PRIVATE MEMBER'S STATEMENT - Maitland Electorate Homelessness

Ms JENNY AITCHISON (Maitland) (19:45): I plead with the Government to make more social and community housing properties available to address the epidemic of homelessness in Maitland. The wait for community and social housing in Maitland is well in excess of a decade. At the opening of some community housing in Thornton last year, the Minister for Families, Communities and Disability Services and I met a woman who had waited for over 19 years—nearly two decades—for a home. This woman shared with us the impact on her children, her family life and her professional life of being forced to live on the road for that time. But this is just one woman. Tonight I will talk about the severe impact that homelessness is having on other people in our community who suffer the comorbidities of complex trauma, mental and physical ill health and the lack of a support network.

Just two weeks ago, a man came to my office in desperation. He arrived in Maitland late last year seeking a fresh start after a history of child sexual assault and violent family relationships. He was under the incorrect impression that the local community housing provider had a property waiting for him. In fact he was just on the priority waiting list. There were another 30 people in Maitland on that list and another 732 people who are potentially waiting up to 10 years—or 19, in reality—for public housing in Maitland. This man's mental health issues include depression, complex trauma, borderline personality disorder and schizophrenia. Unmedicated, he is a danger to himself and others. Medicated, he is heavily sedated, vulnerable and an easy target for robberies and further violence.

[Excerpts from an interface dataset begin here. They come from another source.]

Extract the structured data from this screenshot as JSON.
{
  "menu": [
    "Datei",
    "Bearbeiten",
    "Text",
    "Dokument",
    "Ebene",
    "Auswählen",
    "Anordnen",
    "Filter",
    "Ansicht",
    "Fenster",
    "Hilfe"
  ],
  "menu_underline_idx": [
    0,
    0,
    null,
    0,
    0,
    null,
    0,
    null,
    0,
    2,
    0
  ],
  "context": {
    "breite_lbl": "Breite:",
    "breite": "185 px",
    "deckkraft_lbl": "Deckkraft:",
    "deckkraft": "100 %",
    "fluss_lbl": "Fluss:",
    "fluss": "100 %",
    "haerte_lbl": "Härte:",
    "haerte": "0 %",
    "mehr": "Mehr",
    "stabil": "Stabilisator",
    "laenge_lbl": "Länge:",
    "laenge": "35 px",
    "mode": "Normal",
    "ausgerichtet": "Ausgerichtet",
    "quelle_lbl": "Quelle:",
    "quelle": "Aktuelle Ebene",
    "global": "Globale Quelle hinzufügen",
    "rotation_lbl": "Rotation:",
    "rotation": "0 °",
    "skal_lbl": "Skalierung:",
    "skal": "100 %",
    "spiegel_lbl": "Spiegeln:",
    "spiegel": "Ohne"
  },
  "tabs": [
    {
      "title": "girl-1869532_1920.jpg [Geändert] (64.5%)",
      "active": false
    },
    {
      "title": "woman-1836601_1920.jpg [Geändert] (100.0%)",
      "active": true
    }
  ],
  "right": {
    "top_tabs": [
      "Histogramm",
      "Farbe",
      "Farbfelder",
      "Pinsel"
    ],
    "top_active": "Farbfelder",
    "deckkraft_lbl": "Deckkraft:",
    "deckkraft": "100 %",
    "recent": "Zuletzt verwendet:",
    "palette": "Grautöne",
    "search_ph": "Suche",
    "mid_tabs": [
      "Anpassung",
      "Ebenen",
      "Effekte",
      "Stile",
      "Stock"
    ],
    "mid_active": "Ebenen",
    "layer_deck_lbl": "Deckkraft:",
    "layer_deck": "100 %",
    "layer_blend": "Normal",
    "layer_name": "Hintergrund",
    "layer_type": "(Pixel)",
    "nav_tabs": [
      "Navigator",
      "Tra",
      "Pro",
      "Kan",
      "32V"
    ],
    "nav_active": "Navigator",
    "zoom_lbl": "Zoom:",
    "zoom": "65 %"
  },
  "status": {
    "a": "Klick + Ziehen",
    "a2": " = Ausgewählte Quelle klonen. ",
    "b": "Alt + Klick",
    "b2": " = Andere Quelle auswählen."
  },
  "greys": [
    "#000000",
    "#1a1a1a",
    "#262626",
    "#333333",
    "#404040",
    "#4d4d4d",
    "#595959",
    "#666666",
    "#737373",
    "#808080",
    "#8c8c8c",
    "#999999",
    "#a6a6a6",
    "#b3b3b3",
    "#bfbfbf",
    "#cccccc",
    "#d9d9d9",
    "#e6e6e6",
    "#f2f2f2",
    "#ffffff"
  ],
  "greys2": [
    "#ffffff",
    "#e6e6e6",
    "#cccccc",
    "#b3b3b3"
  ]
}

He received temporary accommodation in a motel for 60 days, but when this expired he ended up in a boarding house. In the boarding house he experienced a distressing incident when he was woken up in the early hours of the morning by people banging on his door, seeking a previous tenant who apparently owed them a drug debt. This was a powerful trigger for him, given his history of violence and abuse, so he fled in fear in the middle of the night. Since then he has quite understandably refused to live in any form of group accommodation, preferring instead to sleep outdoors under bridges or behind shops. Even the former Minister for Family and Community Services, the Hon. Brad Hazzard, previously indicated that one of the boarding houses that this man had been referred to never should be included in the list of temporary accommodation providers that were to be used for people in vulnerable situations. What has happened?


After weeks of living rough on the streets, this man came back to my office. He threatened to take his own life or perform an illegal act so that he could be sent to gaol, to access shelter and a decent meal and get back on his medications. My staff convinced him to seek treatment for his mental and physical complaints at the Maitland Hospital. He was turned away after walking there on a 40-degree day, with hives, sweating profusely, complaining of internal injuries that created incontinence issues for him and just in a terrible state. This man then attended my office again in person after walking back.


I rang Hunter New England Health and arrangements were made for him to be seen on re‑presentation to Maitland Hospital. When he was told there that he would have to go to the psychiatric unit where he had been earlier, he was so scared that he told staff if they took him down there he would bash them. So a man who has reported suicidal thoughts and threatened violence against others was released back into the community, but with no access to private accommodation that would keep him, and perhaps other people in the community, safe. Minister Ward's office transferred my inquiries to the Department of Housing, which advised that Link2home would extend his temporary accommodation at the discretion of the local community housing provider. We were advised that neither Housing NSW nor the Minister could direct Hume to provide out‑of‑guidelines extensions or take any other expedited action. What a disgrace!


This man spent nearly two solid days sitting in my electorate office while we called agency after agency. Throughout that time we found he failed to turn up to appointments, left abusive messages and refused offers of shared accommodation. I am not saying that he was not a difficult person to help. I accept that, for the safety of workers in our community services and our public health system, we have limited options for this man. But have we got no options? How did it get to this—being covered in hives and bites, crying, begging for a roof over your head, a shower, a place to wash your clothes or yourself, to have a meal, a safe place where you can lock the door and take your medication and not be assaulted? This should not be too much to ask. This is a gross simplification of the man's complex needs but I urge the Government to realise this: Its system is broken. People like this man need help. Please act now.